126F: Freshman Project (1)
Under the guidance of a faculty member, students carry out research in the area of mechanics, waves or thermodynamics. The project must involve the submission of a proposal, building of a set-up, carrying out related theoretical calculation followed by experimentation.
235: Modern Physics (3)
Lecture only. Special relativity, blackbody spectrum, photoelectric effect, Compton effect, Bohr atom, DeBroglie waves, Schroedinger equation and applications. Prerequisites: PHYS 126 or PHYS 114; MATH 263 (may be taken concurrently)
301: Mathematical Methods in Physics (3)
Lecture and computer laboratory. Mathematical and computer methods in physics and engineering. Topics include vector calculus, functions of a complex variable, phasors, Fourier analysis, linear transformations, matrices, first and second order differential equations, special functions, numerical and symbolic computer applications. Prerequisite or corequisite: MATH 263
303: Electronics I (3)
Lecture. Direct and alternating current circuit analysis, resonant circuits, junction diode circuits, transistor amplifiers, operational amplifiers, oscillators and multivibrators. Prerequisites: MATH 162; PHYS 114 or PHYS 126

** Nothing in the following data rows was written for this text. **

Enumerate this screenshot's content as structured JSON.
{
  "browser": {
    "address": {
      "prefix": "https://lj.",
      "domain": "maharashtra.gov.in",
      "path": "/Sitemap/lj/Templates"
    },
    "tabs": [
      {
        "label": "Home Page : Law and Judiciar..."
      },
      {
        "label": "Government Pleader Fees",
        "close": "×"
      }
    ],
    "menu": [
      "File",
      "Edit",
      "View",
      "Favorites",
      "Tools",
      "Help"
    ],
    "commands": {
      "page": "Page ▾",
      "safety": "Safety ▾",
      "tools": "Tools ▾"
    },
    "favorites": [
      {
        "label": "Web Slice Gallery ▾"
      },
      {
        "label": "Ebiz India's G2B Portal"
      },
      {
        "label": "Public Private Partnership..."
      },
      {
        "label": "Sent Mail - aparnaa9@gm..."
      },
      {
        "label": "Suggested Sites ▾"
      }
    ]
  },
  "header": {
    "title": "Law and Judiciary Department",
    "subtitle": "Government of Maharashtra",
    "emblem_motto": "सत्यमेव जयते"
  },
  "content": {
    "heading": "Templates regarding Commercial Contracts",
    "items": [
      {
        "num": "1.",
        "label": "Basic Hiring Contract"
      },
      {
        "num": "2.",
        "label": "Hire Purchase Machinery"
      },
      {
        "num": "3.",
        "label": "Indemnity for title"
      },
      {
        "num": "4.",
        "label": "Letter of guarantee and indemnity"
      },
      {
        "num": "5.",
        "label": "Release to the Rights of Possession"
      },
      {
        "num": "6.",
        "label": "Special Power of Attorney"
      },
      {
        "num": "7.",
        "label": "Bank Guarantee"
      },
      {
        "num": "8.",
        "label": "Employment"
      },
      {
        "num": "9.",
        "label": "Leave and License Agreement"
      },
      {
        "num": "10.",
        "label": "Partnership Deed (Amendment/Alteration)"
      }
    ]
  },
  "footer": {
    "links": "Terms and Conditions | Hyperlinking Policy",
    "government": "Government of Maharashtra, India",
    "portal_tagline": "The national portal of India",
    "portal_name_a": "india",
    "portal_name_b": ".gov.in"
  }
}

303L: Electronics I Laboratory (1)Laboratory. Students will learn to use various electronic components, instruments, techniques and applications. This course complements PHYS303, which is a co-requisite.
310: Optics (3)
Lecture. Electromagnetic nature of light, polarization, Fresnel relations, imaging, interference, Fraunhofer and Fresnel diffraction, selected topics from Fourier optics, lasers, and holography. Prerequisites: MATH 263 and PHYS 235
328: Thermal Physics and Statistical Mechanics (3)
Concepts of temperature and heat, equations of state, laws of thermodynamics and applications, fundamental principles and simple applications of statistical mechanics. Prerequisites: MATH 263 and PHYS 235
351: Electricity and Magnetism I (3)
Applications of vector calculus to electric fields and potentials. Solutions of Laplace's Equation. Electrostatics, magnetostatics, electromagnetic field energy. Maxwell's equations. Prerequisites: MATH 263, MATH 264, PHYS 126 and PHYS 301
366: Microcomputer Design and Interfacing (COMP 366) (3)
Lecture and laboratory. Microprocessor design; memory devices; interface languages; basic I/O; data acquisition, manipulation and transfer circuitry; support devices and computer interfaces. Individual projects constitute a significant part of the course. Prerequisite: PHYS 266 or MATH 362.
391: Research (1-3)
Research under the direction of a physics faculty member, usually related to the faculty members research interests or courses. May be repeated. Prerequisite: Permission of chairperson